*** Opening of ENTRIES SHOWN ***
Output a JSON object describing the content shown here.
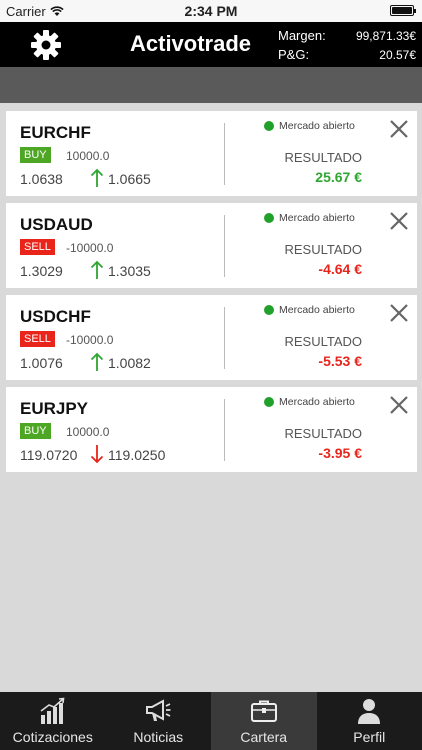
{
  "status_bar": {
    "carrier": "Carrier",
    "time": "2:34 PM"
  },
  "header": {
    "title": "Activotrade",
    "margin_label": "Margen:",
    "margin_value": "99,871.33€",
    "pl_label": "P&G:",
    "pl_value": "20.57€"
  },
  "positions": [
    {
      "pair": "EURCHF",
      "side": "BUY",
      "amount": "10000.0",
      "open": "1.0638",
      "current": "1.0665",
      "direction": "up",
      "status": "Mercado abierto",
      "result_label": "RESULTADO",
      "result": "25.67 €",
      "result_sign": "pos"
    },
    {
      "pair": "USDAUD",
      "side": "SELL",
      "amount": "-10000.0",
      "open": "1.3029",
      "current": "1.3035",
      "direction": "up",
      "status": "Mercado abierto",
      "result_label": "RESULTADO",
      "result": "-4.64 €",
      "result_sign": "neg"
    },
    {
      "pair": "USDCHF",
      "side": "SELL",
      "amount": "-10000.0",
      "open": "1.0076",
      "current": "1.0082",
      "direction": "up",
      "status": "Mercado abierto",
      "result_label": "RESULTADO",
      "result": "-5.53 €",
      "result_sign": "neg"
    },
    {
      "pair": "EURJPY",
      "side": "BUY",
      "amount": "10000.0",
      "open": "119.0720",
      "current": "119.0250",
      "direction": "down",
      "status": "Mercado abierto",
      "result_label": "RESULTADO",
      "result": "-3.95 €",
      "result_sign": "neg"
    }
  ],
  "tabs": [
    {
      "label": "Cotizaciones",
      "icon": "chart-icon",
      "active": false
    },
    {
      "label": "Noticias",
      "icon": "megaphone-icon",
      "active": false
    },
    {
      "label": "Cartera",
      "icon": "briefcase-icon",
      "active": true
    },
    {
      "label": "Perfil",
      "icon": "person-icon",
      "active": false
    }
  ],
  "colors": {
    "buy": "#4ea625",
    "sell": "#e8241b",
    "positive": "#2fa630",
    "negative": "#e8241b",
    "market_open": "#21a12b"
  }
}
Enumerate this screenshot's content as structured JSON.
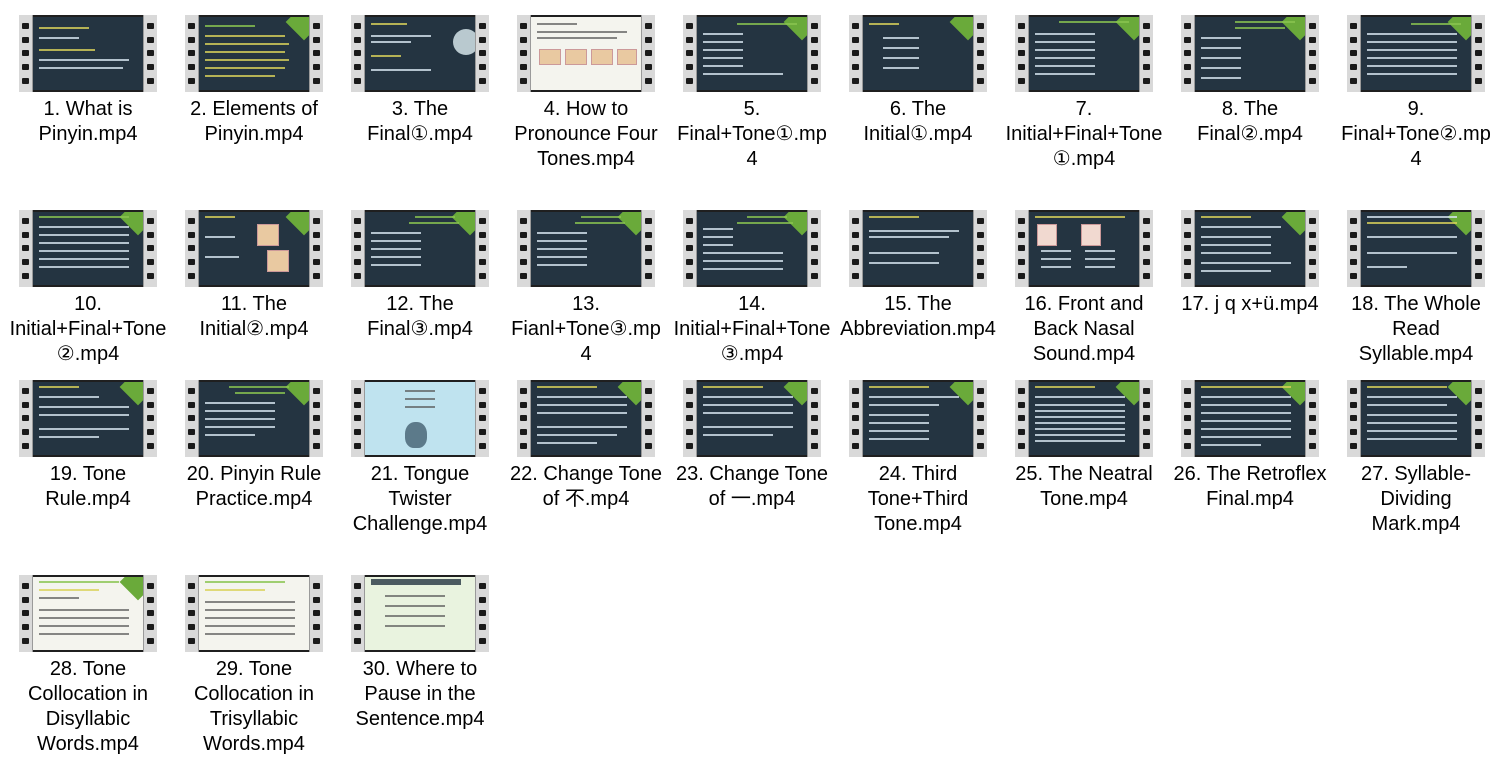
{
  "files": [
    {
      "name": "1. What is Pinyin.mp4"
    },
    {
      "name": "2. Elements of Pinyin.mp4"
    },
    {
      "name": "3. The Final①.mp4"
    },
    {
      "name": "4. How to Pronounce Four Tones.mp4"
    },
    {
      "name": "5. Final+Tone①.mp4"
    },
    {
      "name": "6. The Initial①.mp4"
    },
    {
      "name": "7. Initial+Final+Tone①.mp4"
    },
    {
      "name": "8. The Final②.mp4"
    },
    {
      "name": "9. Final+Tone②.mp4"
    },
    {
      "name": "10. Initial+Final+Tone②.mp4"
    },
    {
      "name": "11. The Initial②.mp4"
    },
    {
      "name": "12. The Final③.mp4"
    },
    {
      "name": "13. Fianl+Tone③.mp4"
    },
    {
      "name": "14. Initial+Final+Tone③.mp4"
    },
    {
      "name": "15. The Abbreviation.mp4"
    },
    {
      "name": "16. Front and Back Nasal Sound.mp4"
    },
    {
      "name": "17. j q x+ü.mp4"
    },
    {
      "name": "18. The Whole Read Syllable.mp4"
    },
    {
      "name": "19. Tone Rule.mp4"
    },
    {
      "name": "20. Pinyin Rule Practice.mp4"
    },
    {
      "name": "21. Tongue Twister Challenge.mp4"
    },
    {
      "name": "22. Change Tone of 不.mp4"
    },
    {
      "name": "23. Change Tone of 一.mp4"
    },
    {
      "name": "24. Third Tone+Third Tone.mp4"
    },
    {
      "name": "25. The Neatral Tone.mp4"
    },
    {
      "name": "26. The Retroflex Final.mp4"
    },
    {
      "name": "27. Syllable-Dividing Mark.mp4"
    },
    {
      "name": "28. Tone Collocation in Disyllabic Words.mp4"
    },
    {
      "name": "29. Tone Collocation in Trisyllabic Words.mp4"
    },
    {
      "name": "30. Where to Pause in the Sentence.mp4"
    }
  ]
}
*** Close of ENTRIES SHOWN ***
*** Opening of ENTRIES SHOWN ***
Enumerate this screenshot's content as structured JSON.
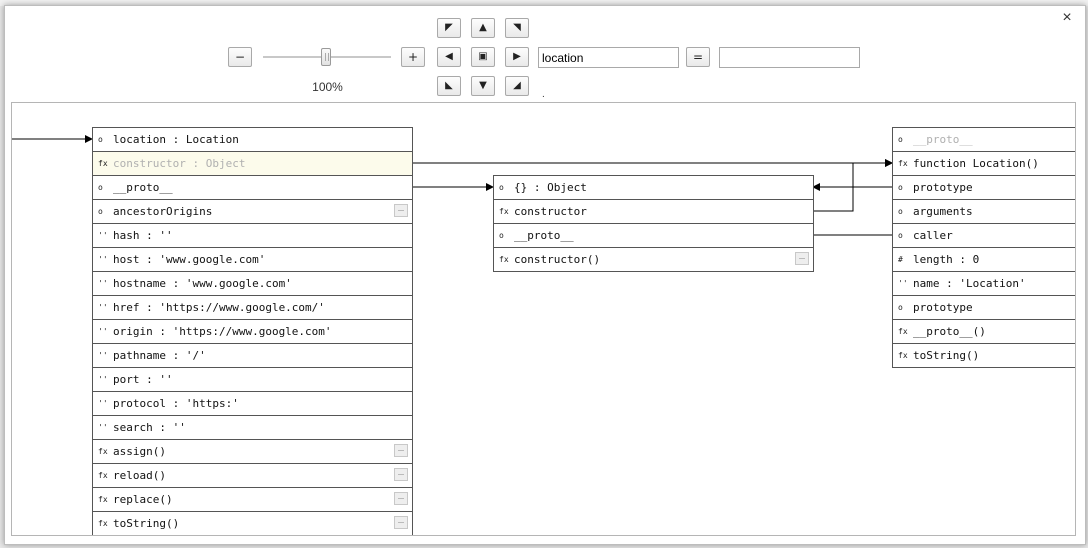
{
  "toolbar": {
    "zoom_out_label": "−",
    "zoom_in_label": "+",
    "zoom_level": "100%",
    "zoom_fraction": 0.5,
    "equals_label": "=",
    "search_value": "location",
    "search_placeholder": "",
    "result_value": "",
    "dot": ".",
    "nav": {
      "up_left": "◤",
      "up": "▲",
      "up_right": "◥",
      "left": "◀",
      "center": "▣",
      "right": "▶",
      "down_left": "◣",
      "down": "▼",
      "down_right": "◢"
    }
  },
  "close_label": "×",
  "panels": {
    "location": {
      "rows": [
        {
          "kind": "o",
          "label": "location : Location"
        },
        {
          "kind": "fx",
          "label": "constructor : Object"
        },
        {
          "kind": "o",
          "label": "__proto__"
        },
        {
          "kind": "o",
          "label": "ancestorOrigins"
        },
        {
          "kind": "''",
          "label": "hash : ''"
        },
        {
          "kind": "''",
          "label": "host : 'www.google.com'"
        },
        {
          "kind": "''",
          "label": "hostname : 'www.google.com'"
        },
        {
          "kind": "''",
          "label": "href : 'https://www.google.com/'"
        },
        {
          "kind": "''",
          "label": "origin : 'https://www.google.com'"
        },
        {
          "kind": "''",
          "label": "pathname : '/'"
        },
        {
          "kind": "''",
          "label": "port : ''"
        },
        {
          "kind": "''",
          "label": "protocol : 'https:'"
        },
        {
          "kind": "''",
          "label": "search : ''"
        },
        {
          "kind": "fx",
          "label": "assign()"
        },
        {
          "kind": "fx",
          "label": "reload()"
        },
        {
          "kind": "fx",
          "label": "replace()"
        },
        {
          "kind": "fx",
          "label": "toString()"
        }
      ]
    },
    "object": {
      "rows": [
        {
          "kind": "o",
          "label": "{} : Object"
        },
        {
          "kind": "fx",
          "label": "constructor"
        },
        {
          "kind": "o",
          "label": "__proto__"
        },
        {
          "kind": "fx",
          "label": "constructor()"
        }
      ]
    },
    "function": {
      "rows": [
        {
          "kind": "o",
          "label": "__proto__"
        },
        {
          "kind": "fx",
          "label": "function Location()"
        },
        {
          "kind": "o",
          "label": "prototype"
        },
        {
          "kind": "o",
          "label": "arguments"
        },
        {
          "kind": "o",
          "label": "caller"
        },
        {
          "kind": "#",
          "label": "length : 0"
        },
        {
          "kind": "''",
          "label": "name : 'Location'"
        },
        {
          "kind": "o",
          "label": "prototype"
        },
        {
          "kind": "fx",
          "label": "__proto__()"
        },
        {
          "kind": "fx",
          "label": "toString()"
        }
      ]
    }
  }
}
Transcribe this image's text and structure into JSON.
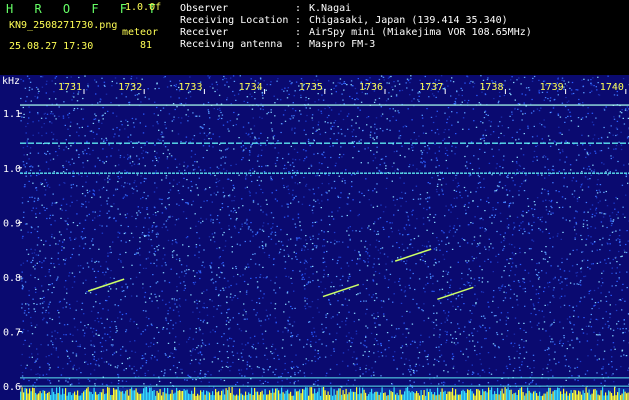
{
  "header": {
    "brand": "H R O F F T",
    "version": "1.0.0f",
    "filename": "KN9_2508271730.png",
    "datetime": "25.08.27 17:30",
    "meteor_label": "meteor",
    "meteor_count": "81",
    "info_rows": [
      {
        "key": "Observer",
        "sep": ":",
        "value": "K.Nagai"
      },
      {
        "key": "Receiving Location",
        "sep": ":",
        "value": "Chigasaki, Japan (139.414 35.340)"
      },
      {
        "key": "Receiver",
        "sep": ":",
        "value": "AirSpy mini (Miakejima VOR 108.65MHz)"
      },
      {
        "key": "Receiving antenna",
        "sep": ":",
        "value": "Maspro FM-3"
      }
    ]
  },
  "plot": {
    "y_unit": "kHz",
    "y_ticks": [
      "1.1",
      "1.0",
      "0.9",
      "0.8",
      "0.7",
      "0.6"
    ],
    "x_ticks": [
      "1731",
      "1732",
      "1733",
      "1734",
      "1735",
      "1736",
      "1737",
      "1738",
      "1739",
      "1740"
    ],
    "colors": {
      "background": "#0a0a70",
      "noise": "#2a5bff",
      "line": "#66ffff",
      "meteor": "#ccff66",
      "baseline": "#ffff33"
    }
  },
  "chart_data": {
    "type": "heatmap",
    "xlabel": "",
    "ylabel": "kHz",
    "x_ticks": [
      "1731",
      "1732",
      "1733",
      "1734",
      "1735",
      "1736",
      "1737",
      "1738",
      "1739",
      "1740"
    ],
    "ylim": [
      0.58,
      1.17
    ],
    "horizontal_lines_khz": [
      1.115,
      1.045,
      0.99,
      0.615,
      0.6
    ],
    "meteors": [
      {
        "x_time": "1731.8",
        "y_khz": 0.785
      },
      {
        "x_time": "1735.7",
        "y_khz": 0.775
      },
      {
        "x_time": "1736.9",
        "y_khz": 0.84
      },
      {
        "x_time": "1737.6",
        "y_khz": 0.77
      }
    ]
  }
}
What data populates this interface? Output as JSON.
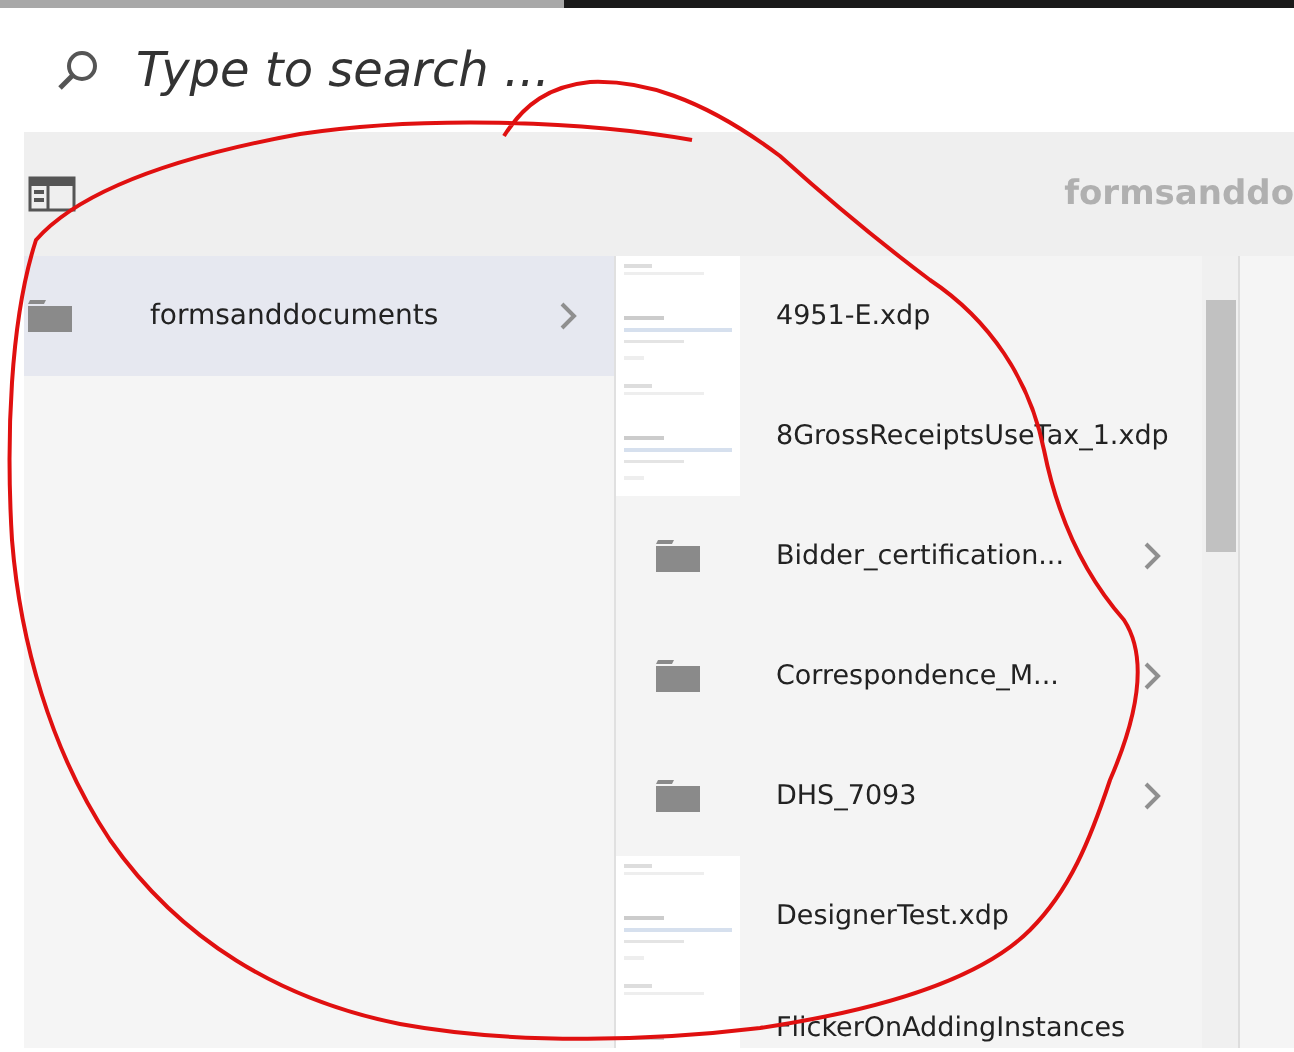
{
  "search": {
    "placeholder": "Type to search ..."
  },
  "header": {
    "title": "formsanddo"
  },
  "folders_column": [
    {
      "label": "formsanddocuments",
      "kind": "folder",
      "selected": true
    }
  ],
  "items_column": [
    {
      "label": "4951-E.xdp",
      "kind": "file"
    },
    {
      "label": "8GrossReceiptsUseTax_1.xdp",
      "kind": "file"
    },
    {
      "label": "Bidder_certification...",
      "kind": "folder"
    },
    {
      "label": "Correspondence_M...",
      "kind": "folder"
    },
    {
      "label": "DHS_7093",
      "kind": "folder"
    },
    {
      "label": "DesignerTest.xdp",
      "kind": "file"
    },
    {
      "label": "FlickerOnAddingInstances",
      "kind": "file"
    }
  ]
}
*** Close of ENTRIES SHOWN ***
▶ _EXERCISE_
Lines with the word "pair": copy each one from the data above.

▶ _ANSWER SPACE_
      "pair": "EURCHF",
      "pair": "USDAUD",
      "pair": "USDCHF",
      "pair": "EURJPY",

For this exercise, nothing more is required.